[Data excerpts]:
——
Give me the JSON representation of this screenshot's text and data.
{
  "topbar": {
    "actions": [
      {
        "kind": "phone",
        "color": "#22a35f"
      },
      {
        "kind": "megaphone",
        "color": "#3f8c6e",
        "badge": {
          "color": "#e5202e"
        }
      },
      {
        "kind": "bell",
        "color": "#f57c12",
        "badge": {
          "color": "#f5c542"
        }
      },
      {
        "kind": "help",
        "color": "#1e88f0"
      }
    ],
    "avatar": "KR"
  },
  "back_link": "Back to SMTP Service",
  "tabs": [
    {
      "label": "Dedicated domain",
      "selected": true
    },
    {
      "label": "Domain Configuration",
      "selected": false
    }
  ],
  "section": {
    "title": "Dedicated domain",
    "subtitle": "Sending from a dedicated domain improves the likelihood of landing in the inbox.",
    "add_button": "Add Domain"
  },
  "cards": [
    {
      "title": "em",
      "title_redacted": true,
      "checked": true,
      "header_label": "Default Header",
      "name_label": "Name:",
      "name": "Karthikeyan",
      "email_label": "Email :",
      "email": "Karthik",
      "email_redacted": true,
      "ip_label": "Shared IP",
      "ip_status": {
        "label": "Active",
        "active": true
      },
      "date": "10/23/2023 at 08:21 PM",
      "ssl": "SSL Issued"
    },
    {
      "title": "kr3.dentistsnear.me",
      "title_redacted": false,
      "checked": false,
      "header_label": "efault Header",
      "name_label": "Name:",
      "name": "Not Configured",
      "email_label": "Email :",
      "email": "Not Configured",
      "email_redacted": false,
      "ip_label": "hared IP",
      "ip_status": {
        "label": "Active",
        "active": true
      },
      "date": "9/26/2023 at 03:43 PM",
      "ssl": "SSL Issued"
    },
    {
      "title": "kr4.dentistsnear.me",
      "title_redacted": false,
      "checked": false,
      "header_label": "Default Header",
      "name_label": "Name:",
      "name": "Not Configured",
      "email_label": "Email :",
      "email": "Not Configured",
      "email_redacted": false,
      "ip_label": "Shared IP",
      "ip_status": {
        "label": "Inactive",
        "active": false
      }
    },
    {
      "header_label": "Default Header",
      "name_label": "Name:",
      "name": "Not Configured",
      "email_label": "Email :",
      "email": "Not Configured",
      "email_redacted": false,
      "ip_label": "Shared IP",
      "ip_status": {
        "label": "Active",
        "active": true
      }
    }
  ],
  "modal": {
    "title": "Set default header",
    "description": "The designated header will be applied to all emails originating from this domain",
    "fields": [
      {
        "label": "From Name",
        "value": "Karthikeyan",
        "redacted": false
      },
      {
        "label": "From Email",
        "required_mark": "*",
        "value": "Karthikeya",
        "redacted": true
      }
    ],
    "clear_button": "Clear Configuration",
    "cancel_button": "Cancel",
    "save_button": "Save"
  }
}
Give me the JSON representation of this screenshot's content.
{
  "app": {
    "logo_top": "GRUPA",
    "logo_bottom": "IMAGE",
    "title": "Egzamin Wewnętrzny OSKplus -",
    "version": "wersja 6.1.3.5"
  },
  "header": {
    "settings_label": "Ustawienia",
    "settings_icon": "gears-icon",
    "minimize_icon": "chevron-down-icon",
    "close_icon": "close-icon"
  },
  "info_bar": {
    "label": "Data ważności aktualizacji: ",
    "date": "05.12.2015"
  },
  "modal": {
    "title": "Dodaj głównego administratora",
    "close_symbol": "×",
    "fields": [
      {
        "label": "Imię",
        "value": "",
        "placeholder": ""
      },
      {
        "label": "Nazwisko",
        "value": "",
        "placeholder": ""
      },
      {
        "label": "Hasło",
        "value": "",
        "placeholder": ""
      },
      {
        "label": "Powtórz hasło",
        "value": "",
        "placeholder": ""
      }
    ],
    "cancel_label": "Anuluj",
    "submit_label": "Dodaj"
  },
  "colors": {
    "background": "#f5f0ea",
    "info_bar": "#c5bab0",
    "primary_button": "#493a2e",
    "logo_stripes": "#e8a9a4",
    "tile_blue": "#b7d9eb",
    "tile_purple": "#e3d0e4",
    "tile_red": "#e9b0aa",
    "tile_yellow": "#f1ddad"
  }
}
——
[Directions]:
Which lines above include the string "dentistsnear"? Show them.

[Response box]:
      "title": "kr3.dentistsnear.me",
      "title": "kr4.dentistsnear.me",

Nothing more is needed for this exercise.